Go through the entries below and tally the lines holding "icon"; please reply with the number only.

Top of Data records

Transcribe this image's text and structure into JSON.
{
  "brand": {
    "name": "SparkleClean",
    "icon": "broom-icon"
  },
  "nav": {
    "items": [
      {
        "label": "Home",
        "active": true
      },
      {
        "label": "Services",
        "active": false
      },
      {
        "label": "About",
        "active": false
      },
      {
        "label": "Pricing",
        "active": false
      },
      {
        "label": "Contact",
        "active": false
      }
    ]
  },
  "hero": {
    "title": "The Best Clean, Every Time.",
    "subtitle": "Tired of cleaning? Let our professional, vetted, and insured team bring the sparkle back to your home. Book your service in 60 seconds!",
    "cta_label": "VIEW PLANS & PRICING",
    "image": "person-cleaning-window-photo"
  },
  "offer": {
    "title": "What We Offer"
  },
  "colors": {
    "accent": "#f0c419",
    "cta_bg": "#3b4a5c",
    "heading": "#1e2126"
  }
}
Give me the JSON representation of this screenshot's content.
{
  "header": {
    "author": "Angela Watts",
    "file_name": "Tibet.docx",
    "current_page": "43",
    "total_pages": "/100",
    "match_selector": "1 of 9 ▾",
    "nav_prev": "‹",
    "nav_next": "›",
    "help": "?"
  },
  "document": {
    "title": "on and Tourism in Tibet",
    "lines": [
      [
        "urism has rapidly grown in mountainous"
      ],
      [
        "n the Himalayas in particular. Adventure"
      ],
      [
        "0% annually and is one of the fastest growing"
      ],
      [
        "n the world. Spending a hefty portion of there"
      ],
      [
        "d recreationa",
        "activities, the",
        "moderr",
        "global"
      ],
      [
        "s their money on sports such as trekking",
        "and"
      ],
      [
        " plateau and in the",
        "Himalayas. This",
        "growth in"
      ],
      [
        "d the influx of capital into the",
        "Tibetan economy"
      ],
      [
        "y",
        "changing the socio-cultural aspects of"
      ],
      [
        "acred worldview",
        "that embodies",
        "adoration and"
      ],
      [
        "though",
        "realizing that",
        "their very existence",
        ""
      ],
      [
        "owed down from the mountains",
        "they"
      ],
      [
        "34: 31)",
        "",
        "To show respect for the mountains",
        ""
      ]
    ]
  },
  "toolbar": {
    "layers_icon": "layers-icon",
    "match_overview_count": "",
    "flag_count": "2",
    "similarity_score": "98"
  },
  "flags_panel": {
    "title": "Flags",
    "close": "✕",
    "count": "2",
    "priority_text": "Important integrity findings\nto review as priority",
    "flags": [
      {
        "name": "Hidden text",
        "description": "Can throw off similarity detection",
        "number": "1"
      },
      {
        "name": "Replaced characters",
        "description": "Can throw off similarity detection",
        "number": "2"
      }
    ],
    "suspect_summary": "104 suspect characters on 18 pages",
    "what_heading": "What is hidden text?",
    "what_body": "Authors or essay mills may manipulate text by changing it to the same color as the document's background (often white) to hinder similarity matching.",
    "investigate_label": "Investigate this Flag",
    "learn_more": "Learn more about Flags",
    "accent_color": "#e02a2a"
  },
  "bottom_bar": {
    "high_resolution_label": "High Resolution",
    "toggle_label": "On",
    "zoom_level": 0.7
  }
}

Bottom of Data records

*Written answer*.
2